  1. >As part of an ongoing legal battle to get the New York City Police Department to track money police have grabbed in cash forfeitures

    Jesus Christ. Ongoing legal battle…to force the NYPD to track forfeitures.

  2. *Update

    Update, 3:15 PM ET 10/19/2017:

    >In a statement e-mailed to Ars, NYPD Deputy Commissioner Stephen Davis made it clear that PETS itself is backed up:

    > Contrary to some published reports suggesting that NYPD does not electronically back up the data in its Property and Evidence Tracking System (PETS), all such data is backed up continuously in multiple data centers.

    >That would be consistent with the architecture described by Capgemini. Davis did not expound on how this connected with the statements in court that no backups were kept of cash forfeiture data—other than that data residing in a separate system from PETS entirely. Ars has reached out for further clarification.

    So they do have backups.

  3. Next we will read that NYPDs evidence database will be hosted in the “cloud” by Google.

    Google, they know you’re guilty before the judge sees the evidence 😉

  4. Is this a first? The title is an understatement rather than an exaggeration.

    Not only is there no backup, they’ve claiming they can’t even access the original.

    The data is not “lost”, it’s just that attempting to read it “will lead to system crashes”. Hurr durr.

  5. > designed and installed by Capgemini under a $25.5 million contract between 2009 and 2012—were to fail, all data on stored evidence would simply cease to exist

    You paid more than $25 Million dollars and it’s doesn’t have a backup system? Wtf

  6. “But sir it’s in the cloud.”
    Points to a raid 0 Nas.

  7. Imagine its all on some Seagate HDDs from the late 90s/early 2000s LOL

  8. It will magically get deleted when someone high profile needs it to be.

  9. >City attorney Neil Giovanatti continued that line of argument. He claimed that the NYPD doesn’t have the technical capability to pull an audit report from its forfeiture database—because the system wasn’t designed to do that.

    Bull fucking shit. At the very least, if you can get the data out piece by piece, you can make a report. Also, if it’s in a database, you can report on it. That’s what a database is for.

  10. It’s ok, most of it was planted/fabricated anyway.

  11. As a NY resident I’m not at all surprised, plausible deniability for anything is the motto of government around here

  12. not surprised in the least that a police department doesn’t have a backup of a critical system, I am surprised they haven’t lost everything before now tho… I’d really expect we’d heard about a catastrophic failure and how some guy disappeared just as it was happening…maybe in a made for TV movie…

  13. It isn’t from lack of trying.
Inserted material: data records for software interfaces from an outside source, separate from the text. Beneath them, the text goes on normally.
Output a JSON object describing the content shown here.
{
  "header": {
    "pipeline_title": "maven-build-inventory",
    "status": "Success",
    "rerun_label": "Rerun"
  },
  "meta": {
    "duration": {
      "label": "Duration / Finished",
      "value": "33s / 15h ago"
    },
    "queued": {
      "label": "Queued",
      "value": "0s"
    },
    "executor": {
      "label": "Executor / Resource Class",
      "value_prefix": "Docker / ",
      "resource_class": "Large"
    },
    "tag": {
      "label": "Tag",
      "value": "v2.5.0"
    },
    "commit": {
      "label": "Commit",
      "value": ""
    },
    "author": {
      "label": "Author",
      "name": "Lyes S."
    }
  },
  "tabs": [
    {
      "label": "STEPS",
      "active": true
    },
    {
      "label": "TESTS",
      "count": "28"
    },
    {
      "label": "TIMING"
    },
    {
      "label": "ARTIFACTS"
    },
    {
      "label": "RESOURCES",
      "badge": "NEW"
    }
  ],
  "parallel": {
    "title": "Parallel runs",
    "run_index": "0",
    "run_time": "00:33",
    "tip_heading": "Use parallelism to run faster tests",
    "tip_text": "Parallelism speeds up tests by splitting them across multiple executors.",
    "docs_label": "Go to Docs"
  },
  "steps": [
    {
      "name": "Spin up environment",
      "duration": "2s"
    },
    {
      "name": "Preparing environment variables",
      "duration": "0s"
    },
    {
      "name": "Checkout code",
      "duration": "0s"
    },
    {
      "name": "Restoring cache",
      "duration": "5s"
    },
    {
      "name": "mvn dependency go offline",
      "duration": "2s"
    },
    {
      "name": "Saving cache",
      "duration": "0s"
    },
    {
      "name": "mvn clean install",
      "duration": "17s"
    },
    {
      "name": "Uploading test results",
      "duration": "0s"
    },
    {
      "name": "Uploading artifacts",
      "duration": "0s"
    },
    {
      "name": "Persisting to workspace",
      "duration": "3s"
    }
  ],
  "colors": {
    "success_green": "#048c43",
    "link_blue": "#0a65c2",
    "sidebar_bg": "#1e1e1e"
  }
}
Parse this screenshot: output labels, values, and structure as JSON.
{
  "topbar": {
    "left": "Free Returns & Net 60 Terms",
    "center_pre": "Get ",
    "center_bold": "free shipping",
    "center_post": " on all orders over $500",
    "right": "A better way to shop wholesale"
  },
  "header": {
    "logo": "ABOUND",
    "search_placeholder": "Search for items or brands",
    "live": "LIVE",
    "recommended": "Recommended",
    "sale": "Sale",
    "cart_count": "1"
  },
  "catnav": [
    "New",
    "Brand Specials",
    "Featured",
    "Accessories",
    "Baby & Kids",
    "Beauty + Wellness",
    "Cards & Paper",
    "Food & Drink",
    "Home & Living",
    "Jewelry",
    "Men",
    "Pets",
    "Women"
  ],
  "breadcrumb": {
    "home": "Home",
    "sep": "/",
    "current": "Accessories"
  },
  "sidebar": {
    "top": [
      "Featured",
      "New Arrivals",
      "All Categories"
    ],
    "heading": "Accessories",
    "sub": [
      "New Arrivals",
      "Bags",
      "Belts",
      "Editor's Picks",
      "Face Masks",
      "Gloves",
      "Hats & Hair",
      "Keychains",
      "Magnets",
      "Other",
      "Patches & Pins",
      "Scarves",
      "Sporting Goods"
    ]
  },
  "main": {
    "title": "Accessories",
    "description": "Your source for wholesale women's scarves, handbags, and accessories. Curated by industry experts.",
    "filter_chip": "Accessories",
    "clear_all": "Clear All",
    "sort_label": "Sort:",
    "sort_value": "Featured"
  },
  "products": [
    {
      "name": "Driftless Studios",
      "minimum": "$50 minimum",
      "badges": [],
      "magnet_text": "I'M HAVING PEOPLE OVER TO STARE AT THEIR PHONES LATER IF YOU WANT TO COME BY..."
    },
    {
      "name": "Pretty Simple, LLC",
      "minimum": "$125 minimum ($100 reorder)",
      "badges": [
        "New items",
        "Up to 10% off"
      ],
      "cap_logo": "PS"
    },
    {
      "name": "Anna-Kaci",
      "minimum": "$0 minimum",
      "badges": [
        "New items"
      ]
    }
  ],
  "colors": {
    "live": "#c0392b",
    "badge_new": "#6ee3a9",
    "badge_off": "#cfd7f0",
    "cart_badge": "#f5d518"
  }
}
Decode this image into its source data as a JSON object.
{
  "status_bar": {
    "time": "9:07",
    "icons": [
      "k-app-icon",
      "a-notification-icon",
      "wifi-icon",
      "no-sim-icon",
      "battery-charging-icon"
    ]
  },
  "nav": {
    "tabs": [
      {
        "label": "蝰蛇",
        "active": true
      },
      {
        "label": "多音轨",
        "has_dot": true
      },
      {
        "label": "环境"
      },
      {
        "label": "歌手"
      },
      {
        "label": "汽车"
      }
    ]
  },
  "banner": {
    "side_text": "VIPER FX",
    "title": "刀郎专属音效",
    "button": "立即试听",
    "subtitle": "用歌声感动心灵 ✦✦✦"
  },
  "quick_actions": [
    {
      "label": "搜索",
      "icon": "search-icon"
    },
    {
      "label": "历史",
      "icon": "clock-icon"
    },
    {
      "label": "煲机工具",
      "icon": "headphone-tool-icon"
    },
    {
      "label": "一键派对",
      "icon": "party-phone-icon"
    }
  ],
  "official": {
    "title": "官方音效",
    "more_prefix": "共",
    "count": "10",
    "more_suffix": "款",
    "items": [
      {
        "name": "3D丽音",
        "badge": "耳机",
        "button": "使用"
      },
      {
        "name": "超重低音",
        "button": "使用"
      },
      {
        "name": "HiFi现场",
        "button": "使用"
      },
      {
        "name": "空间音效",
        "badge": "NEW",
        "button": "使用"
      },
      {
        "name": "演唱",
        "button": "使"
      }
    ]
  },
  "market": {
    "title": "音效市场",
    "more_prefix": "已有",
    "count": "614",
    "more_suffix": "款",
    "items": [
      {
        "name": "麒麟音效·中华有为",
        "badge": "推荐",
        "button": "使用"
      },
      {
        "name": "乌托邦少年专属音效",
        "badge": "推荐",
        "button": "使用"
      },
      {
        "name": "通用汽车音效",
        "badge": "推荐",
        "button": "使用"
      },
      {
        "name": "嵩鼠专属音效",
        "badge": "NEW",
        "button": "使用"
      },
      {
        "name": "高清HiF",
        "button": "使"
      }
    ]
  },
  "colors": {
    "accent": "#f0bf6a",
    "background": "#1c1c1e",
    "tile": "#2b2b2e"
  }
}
While I don’t directly support them I have a team member that has been trying to convince the nypd that they need a more complete bu solution in place for a couple of years now. The IT dept leadership in the NY and NJ governments are comicly inadequate. I feel bad for the grunts in the data center bc it is the politics in the c level positions that are making calls that will get the little guys fired and they know it.

  14. “is in IBM” like it’s some kind of programming language?

    This article pissed new off with how casual civil servents have gotten. “nope can’t have a trial for your cash they we siezed, our database is in IBM and isn’t designed to be queried”

  15. That’s gotta be criminally negligent. If it isn’t, it should be.

  16. Being better prepared than the NYPD doesn’t really give me any sense of accomplishment.